Welcome to the Euphoric Excess.
That’s how November 3 and 4 will feel to many bettors, as the one-of-a-kind Breeders Cup World Championships descends from horse-racing heaven onto Del Mar in California. The best horse racing in the entire world occurs on that one glorious weekend. Thirteen terrific races. About $28 million in purses. Well over $150 million wagered worldwide.
This is a pilgrimage for racing fans. The weekend spectacular is headlined by the $6 million Breeders Cup Classic at 8:35 p.m. EST on November 4. Whether Arrogate likes the Del Mar surface and can repeat last year’s Breeders Cup win will be a hot discussion item. Yet, bettors have much more. Day 1 contains the Juvenile Turf, the Dirt Mile, the Breeders Cup Juvenile Fillies Turf and the Distaff.
Day 2 brings the Juvenile Fillies, the Turf Sprint, Filly and Mare Sprint, Filly and Mare Turf, the Juvenile, the Mile, the Sprint championship, Turf championship and the Classic.
How should bettors approach all-you-can-eat racing? Prepare with logic and hope for some luck. Here are some tips to go with your hunches in the quest for Lucky 13.
1. Pick your spots.
Each race will present the temptation to empty your wallet. You can’t afford them all (can you?). Find the best ones that fit your preferences and be a $2 spectator for the others.
2. Don’t ignore the win-place-and-show line.
A horse that would normally be even money can go off 4-1, 6-1, maybe more in these talented fields. Excellent animals will be overlooked. That’s a great time to slam one of them if the bet fits your gut instinct.
3. “Wheel” and Deal.
A $1 exacta putting a horse first and second in a 15-horse field would cost $28. If you sense the race is loaded with long shots, consider it, especially if there is one horse you like for the first and second spots. That combo would pay handsomely.
4. Avoid the shut out.
Betting lines on Breeders Cup day are insane. It’s not a bad idea to line up 10 minutes before post time.
5. Horses for courses.
You can’t fool the public. European horses LOVE the grass. They will be played heavily, but you still might find some good prices.
6. Trifectas and superfectas can pay in four and five-figure amounts.
Let’s hope it’s the race you specialized in.
7. “Surround” the favorite.
Each year is different, but in 2016, the $1 superfecta averaged more than $6,600. One was nearly $26,000 and contained the favorite. Don’t be afraid to mess around with some combos, putting the favorite in the second and third position with four or five other horses.

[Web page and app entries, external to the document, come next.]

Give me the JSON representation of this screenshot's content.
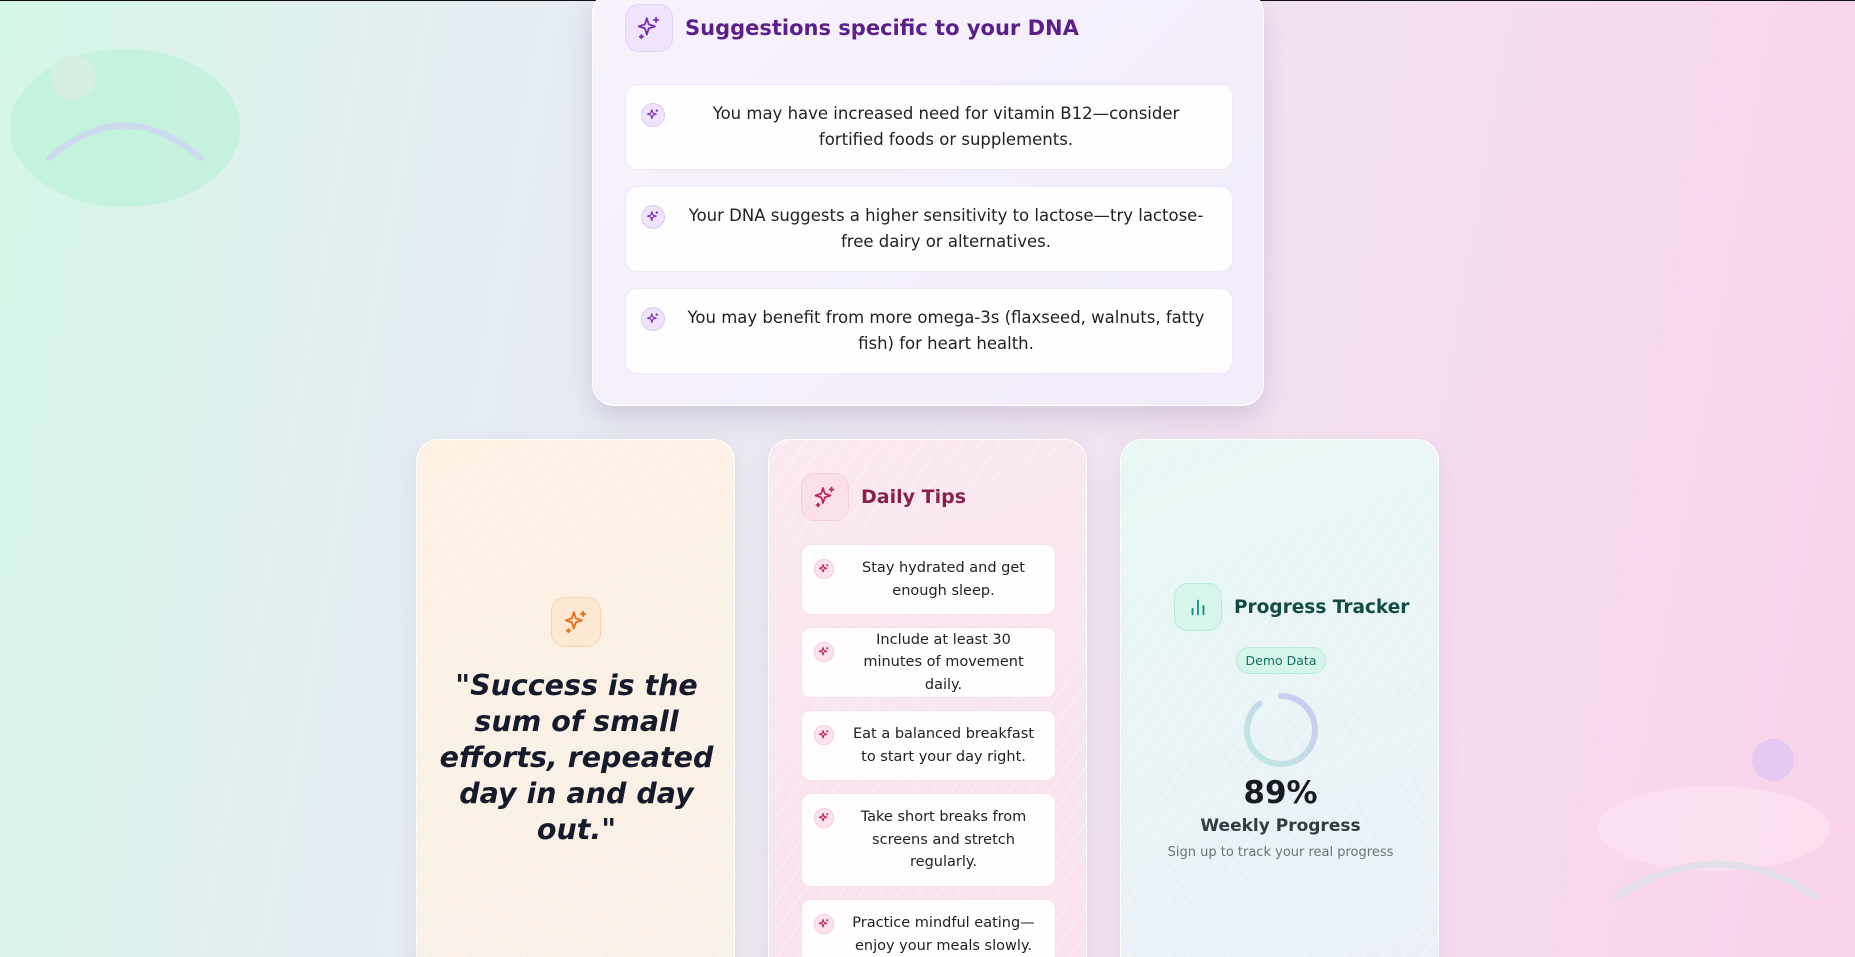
{
  "dna_card": {
    "title": "Suggestions specific to your DNA",
    "icon": "sparkles-icon",
    "suggestions": [
      "You may have increased need for vitamin B12—consider fortified foods or supplements.",
      "Your DNA suggests a higher sensitivity to lactose—try lactose-free dairy or alternatives.",
      "You may benefit from more omega-3s (flaxseed, walnuts, fatty fish) for heart health."
    ]
  },
  "quote_card": {
    "icon": "sparkles-icon",
    "quote": "\"Success is the sum of small efforts, repeated day in and day out.\""
  },
  "tips_card": {
    "title": "Daily Tips",
    "icon": "sparkles-icon",
    "tips": [
      "Stay hydrated and get enough sleep.",
      "Include at least 30 minutes of movement daily.",
      "Eat a balanced breakfast to start your day right.",
      "Take short breaks from screens and stretch regularly.",
      "Practice mindful eating—enjoy your meals slowly."
    ]
  },
  "progress_card": {
    "title": "Progress Tracker",
    "icon": "bar-chart-icon",
    "badge": "Demo Data",
    "percent": "89%",
    "progress_fraction": 0.89,
    "label": "Weekly Progress",
    "note": "Sign up to track your real progress"
  },
  "colors": {
    "dna_accent": "#5b1f8a",
    "tips_accent": "#8a1f4b",
    "progress_accent": "#124b45",
    "quote_icon": "#e8731a"
  }
}
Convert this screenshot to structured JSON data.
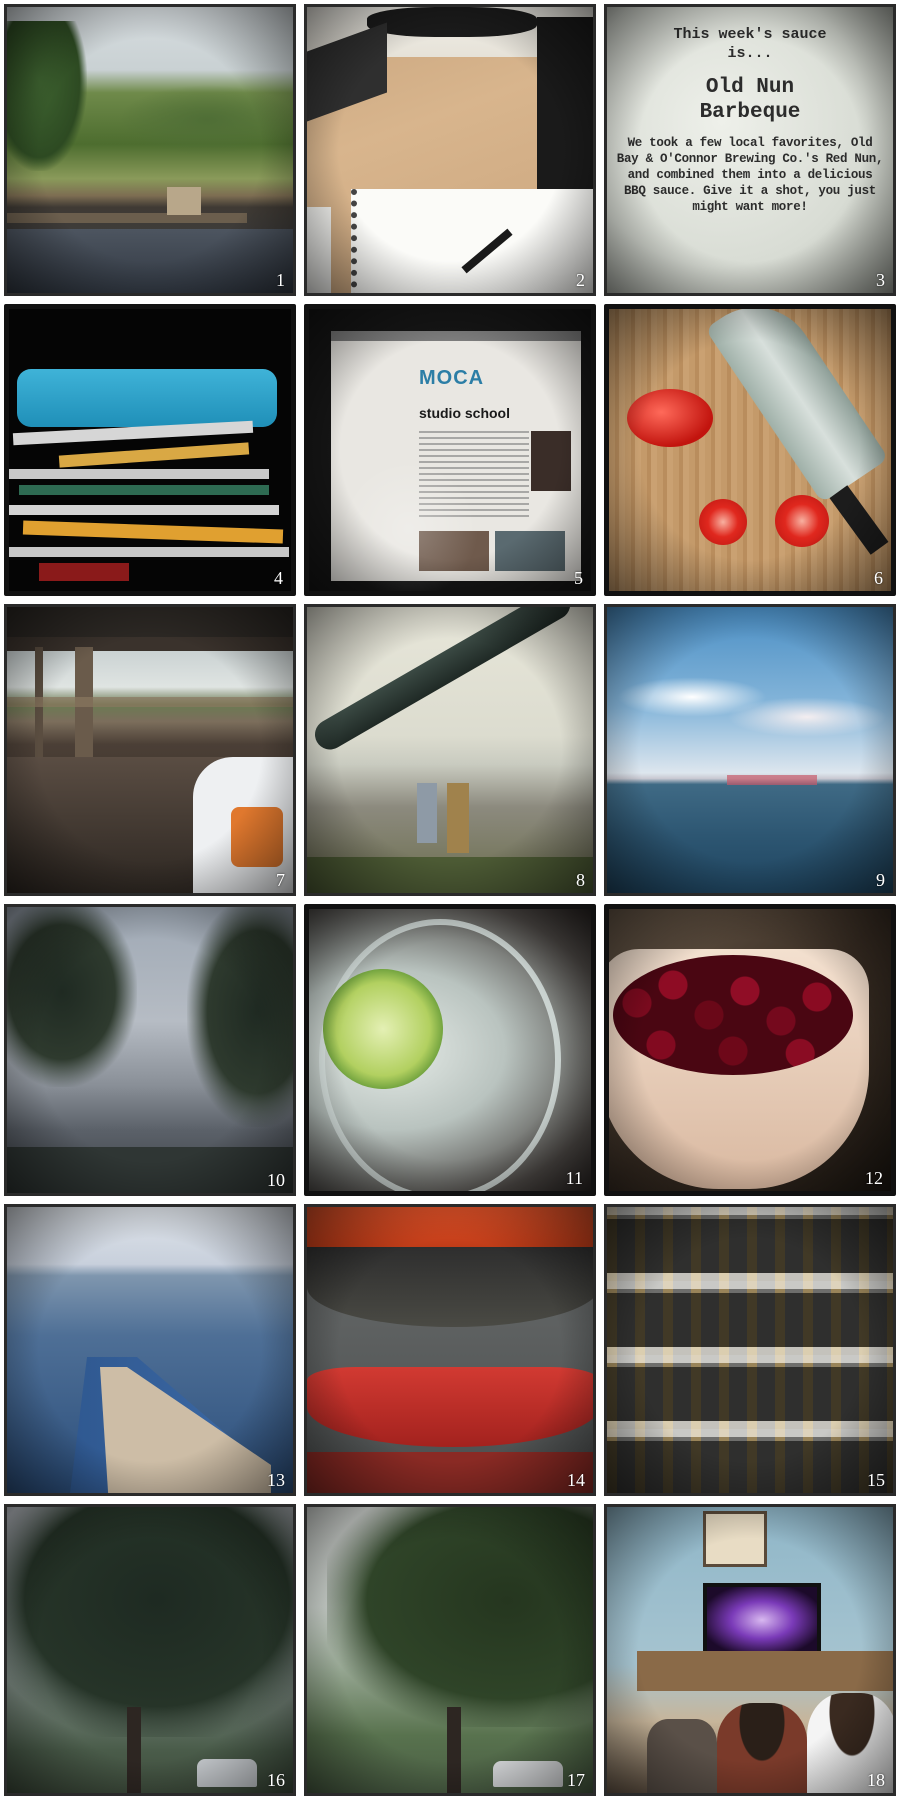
{
  "grid": {
    "tiles": [
      {
        "number": "1",
        "subject": "marsh-dock"
      },
      {
        "number": "2",
        "subject": "notebook-desk"
      },
      {
        "number": "3",
        "subject": "sauce-sign"
      },
      {
        "number": "4",
        "subject": "folding-chairs"
      },
      {
        "number": "5",
        "subject": "laptop-website"
      },
      {
        "number": "6",
        "subject": "tomatoes-knife"
      },
      {
        "number": "7",
        "subject": "boathouse"
      },
      {
        "number": "8",
        "subject": "carrying-canoe"
      },
      {
        "number": "9",
        "subject": "bay-skyline"
      },
      {
        "number": "10",
        "subject": "foggy-trees"
      },
      {
        "number": "11",
        "subject": "lime-drink"
      },
      {
        "number": "12",
        "subject": "cherries-bowl"
      },
      {
        "number": "13",
        "subject": "canoe-water"
      },
      {
        "number": "14",
        "subject": "canoe-rack"
      },
      {
        "number": "15",
        "subject": "hardware-shelf"
      },
      {
        "number": "16",
        "subject": "rainy-tree"
      },
      {
        "number": "17",
        "subject": "street-tree"
      },
      {
        "number": "18",
        "subject": "living-room-tv"
      }
    ]
  },
  "sign": {
    "line1": "This week's sauce",
    "line2": "is...",
    "line3": "Old Nun",
    "line4": "Barbeque",
    "body": "We took a few local favorites, Old Bay & O'Connor Brewing Co.'s Red Nun, and combined them into a delicious BBQ sauce. Give it a shot, you just might want more!"
  },
  "website": {
    "logo": "MOCA",
    "heading": "studio school"
  },
  "colors": {
    "frame": "#111111",
    "background": "#ffffff",
    "number": "#ffffff"
  }
}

8. Food for thought.
Payouts from last year: The 50-cent pick four averaged $376, the $1 trifecta was $342.